By Jack & Suzy Welch
Do you still think it is necessary to implement Six Sigma throughout an entire organization? Can't it just be spot-applied to the routine processes where it belongs? — Arthur Mok, Cambridge, Mass.
In a perfect world, your question would make perfect sense. Six Sigma, the intensive quality program used by thousands of companies around the world, should just be selectively applied to the kinds of routine operations that benefit from its effects. Credit-card processing is a great Six Sigma target, for instance, as are many manufacturing activities, while creative endeavors such as producing TV shows and crafting one-off investment banking deals most definitely are not.
So why do so many companies still stuff Six Sigma into every nook and cranny?
Because they have to, especially if they're large operations. Small companies, because of their relative informality and ease of communication, can sometimes implement change programs here and there as needed. But when it comes to introducing radical change across divisions, departments, layers, and even countries, employees rarely respond with gusto. They don't say: "Hey, this new program that's going to screw up my job sounds just great! Bring it on!" Instead, they mutter: "Here comes the new flavor of the month. If I can just ignore it long enough, it will pass." Such resistance is natural; sometimes it can even be justified. But if a company lets those responses play out, it will get nothing in return.

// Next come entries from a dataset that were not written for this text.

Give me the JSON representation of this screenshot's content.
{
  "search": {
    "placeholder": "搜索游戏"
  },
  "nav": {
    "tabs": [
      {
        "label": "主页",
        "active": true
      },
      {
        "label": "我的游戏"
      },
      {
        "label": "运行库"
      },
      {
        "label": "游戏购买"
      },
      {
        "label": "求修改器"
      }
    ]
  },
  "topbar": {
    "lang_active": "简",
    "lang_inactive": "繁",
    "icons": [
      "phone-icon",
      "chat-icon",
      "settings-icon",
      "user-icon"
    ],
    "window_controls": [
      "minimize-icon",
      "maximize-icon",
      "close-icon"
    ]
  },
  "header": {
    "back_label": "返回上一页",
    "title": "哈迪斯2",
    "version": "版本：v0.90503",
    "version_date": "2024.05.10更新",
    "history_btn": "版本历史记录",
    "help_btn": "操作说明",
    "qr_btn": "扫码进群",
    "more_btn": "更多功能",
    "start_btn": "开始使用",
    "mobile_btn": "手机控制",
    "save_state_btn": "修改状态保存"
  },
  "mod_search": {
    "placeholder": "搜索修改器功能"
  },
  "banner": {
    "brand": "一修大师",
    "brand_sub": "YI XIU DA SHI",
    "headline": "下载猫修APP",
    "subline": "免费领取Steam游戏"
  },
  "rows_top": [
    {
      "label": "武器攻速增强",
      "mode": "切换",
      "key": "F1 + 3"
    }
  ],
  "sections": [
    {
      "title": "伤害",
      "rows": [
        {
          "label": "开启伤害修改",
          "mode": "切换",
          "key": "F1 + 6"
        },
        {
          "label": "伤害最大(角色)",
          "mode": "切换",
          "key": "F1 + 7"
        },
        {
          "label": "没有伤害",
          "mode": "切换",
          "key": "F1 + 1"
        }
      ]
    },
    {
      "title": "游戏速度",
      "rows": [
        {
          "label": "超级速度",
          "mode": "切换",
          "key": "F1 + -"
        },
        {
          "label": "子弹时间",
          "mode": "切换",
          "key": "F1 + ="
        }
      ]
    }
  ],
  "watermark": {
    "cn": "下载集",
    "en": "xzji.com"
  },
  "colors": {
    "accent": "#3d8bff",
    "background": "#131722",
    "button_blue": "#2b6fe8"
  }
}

By contrast, consider what happened when General Electric (GE ) decided to implement Six Sigma in 1995. The rollout had plenty of bumps, but the company made sure the initiative wasn't one of many floating around. Similarly, a strong case for it was made over and over again. Everyone was told that if the company could reduce its ship-and-fix mentality there would be enormous market share opportunities and significant cost savings. That's why it was urgent to install Six Sigma, a statistical approach originally developed at Motorola (MOT ), to wring out variation and ensure that products were built right the first time and delivered according to expectations.
Now, when we say "everyone was told," we don't mean a handful of senior executives stood on a stage once or twice a year and intoned: "Quality is good. We like quality. Let's all work toward better quality together." No, we mean managers throughout the company were in something of a frenzy. Their message was more like: "Six Sigma is all that matters. You can't get promoted or get a raise or stock options unless you become involved in a project."
Extreme? Of course. And yes, that initially intruded on the activities of employees it shouldn't have, like marketing types designing an ad campaign. It also spawned more "look-what-we-can-do!" presentations than were necessary. Indeed, in Six Sigma's early days, the projected gains put forth in these kinds of presentations were roughly equal to the free world's gross national product. Six Sigma did end up delivering billions of dollars from market share gains and productivity improvements, but not that much!
Yet if a company has any scale, we'd still make the case that Six Sigma demands a total-organization approach. Yes, sometimes you make more noise (and work) than necessary, but when it comes to radical change, if you want to move the needle even a little, you have to holler a lot.
Our company hires the best and brightest, mainly right out of college, to join our sales organization. We then provide them with world-class training for three to five years—only to lose them to our competitors one after another when it's done. What are we doing wrong? — Anonymous, Atlanta
Our best guess is that your great talent is "graduating" from your great training program into a company that hasn't put nearly enough energy into great job content. After all, top performers who are all fired up to conquer the world—or at least the marketplace—don't want to be told they have to wait in line before they can make an impact. Or that they're being placed in a small job that will lead to a somewhat less small job, and so on. They want to be told that their future will come as fast and be as big as they can make it. Could it be your competitors are saying that more loudly than you are?
Don't get us wrong. Talented young people can't expect to burst out of a development program into a corner office. But unless you give them a way to move up quickly, with fun and challenge along the way, you'll have to be satisfied with something it seems you already have: a reputation for being the best training ground around.
Jack and Suzy Welch look forward to answering your questions about business, company, or career challenges. Please e-mail them at thewelchway@BusinessWeek.com For their podcast discussion of this column, go to www.businessweek.com/search/podcasting.htm